First posted on the author’s own blog.

Wikipedia wins prestigious Spanish prize

Wikipedia logoWikipedia, the free, collaborative encyclopaedia has been awarded Spain’s Princess of the Asturias Prize for international co-operation. The award was presented by the Spanish king and queen, the Tribune de Genève reported earlier this week.

As a whole, Wikipedia comprises 37 million articles in 288 languages.

“We are rewarding a brilliant and generous idea, a way of working that’s a universal symbol for team working and more than a mere collection of data”, King Felipe VI stated in the presence of Jimmy Wales, who founded Wikipedia in 2001.

Wikipedia is the world’s sixth-largest website in terms of visitors. It is managed by the charitable Wikimedia Foundation, employs some 200 persons and is supported wholly by donations.

The prestigious Princess of the Asturias awards have been bestowed each year since 1981 by a foundation of the same name, recognising people or institutions for their work on an international scale in various categories such as the arts, sciences and sport.

GUADEC 2016 will be in Karlsruhe

Gnome logoGUADEC – the GNOME User and Developer European Conference – 2016 will be held in Karlsruhe in Germany, the GNOME Foundation has announced.

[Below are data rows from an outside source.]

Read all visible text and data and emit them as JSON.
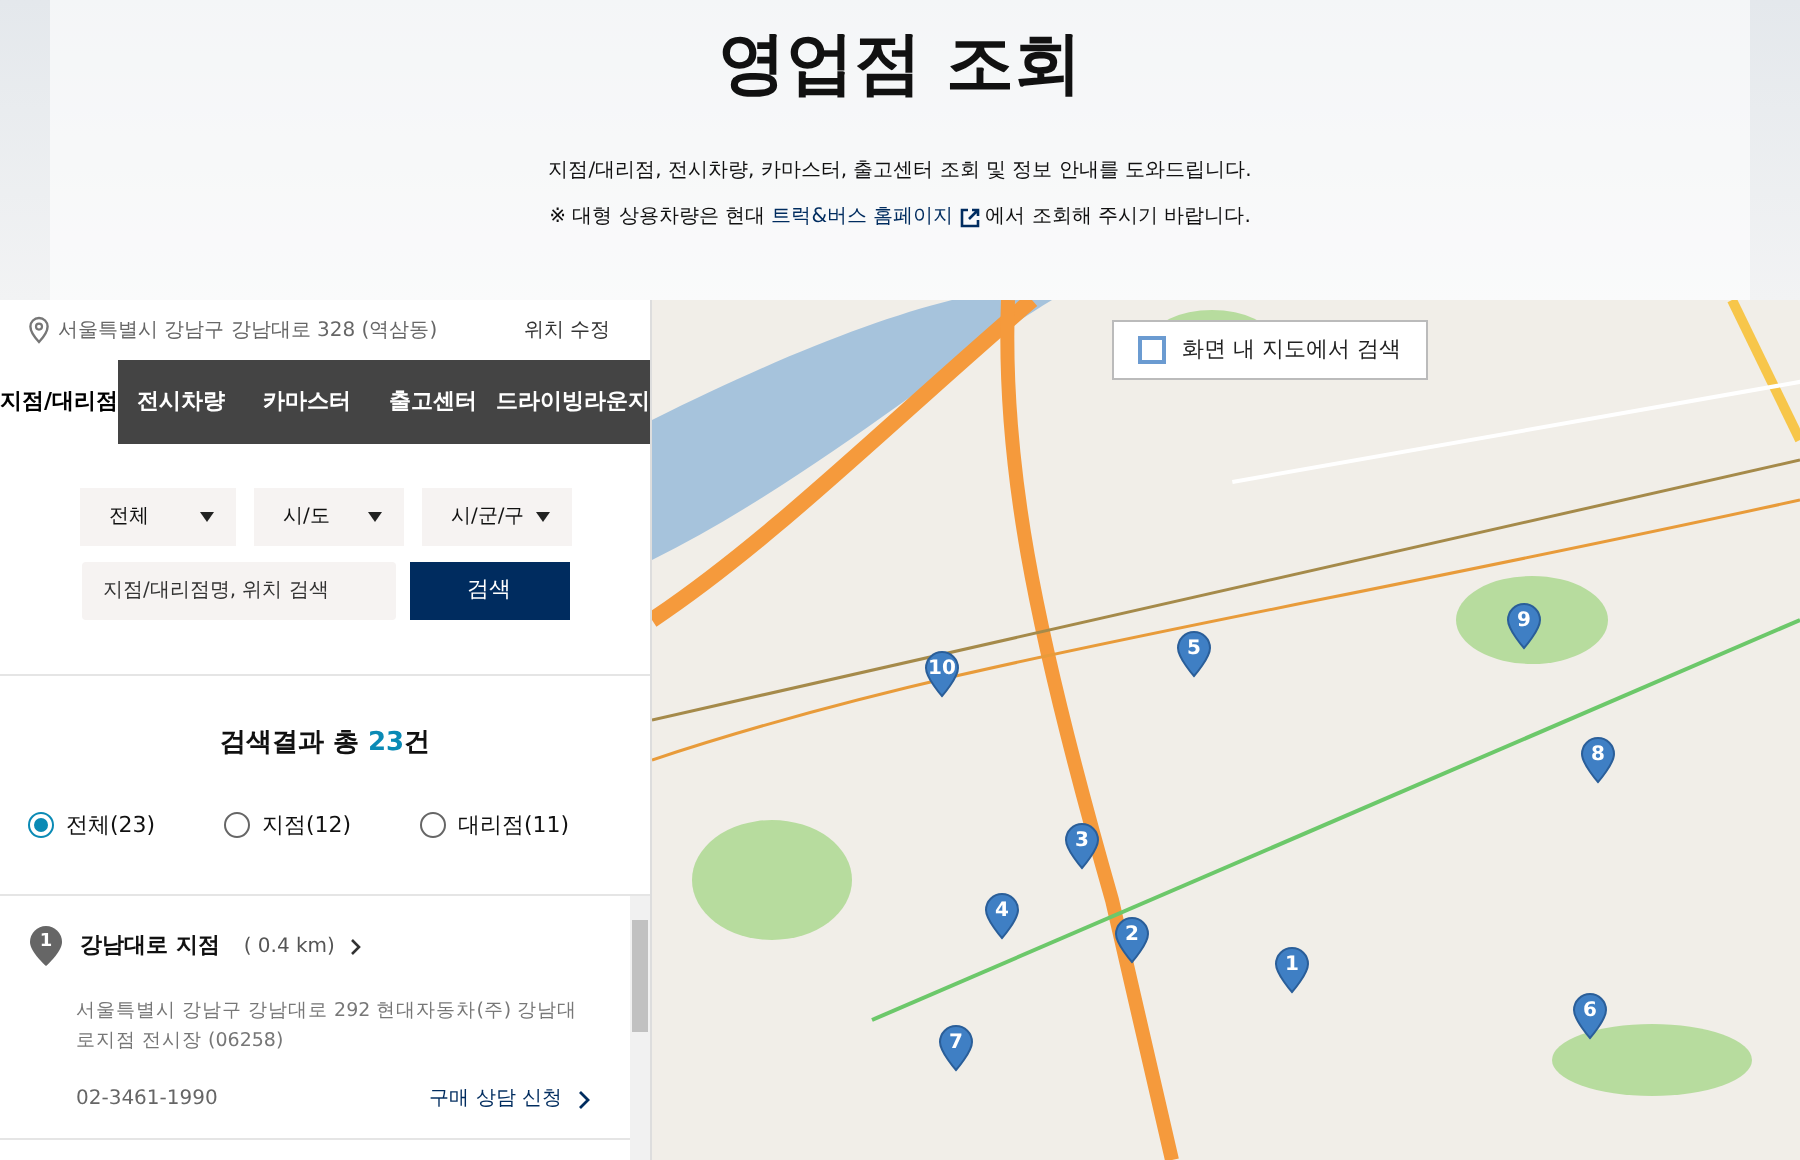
{
  "header": {
    "title": "영업점 조회",
    "description": "지점/대리점, 전시차량, 카마스터, 출고센터 조회 및 정보 안내를 도와드립니다.",
    "notice_prefix": "※ 대형 상용차량은 현대 ",
    "notice_link": "트럭&버스 홈페이지",
    "notice_suffix": "에서 조회해 주시기 바랍니다."
  },
  "location": {
    "address": "서울특별시 강남구 강남대로 328 (역삼동)",
    "edit_link": "위치 수정"
  },
  "tabs": [
    {
      "label": "지점/대리점",
      "selected": true
    },
    {
      "label": "전시차량",
      "selected": false
    },
    {
      "label": "카마스터",
      "selected": false
    },
    {
      "label": "출고센터",
      "selected": false
    },
    {
      "label": "드라이빙라운지",
      "selected": false
    }
  ],
  "filters": {
    "selects": [
      "전체",
      "시/도",
      "시/군/구"
    ],
    "search_placeholder": "지점/대리점명, 위치 검색",
    "search_button": "검색"
  },
  "results": {
    "prefix": "검색결과 총 ",
    "count": "23",
    "suffix": "건"
  },
  "result_types": [
    {
      "label": "전체(23)",
      "selected": true
    },
    {
      "label": "지점(12)",
      "selected": false
    },
    {
      "label": "대리점(11)",
      "selected": false
    }
  ],
  "branches": [
    {
      "number": "1",
      "name": "강남대로 지점",
      "distance": "( 0.4 km)",
      "address": "서울특별시 강남구 강남대로 292 현대자동차(주) 강남대로지점 전시장 (06258)",
      "phone": "02-3461-1990",
      "action": "구매 상담 신청"
    }
  ],
  "map": {
    "checkbox_label": "화면 내 지도에서 검색",
    "checked": false,
    "markers": [
      "1",
      "2",
      "3",
      "4",
      "5",
      "6",
      "7",
      "8",
      "9",
      "10"
    ]
  }
}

GUADEC brings together hundreds of users and developers every year to further the GNOME project. It is anticipated that GUADEC 2016 will take place around July-August and the definitive dates will be finalised over the next few months.

Karlsruhe is Germany’s sunniest city and has excellent transport links. In addition, Karlsruhe combines a strong sense of science and technology with a penchant for creativity and design. The city hosts four higher education institutions that offer degrees related to computer science, so efforts will be made by GUADEC’s organisers to reach out to the local student population.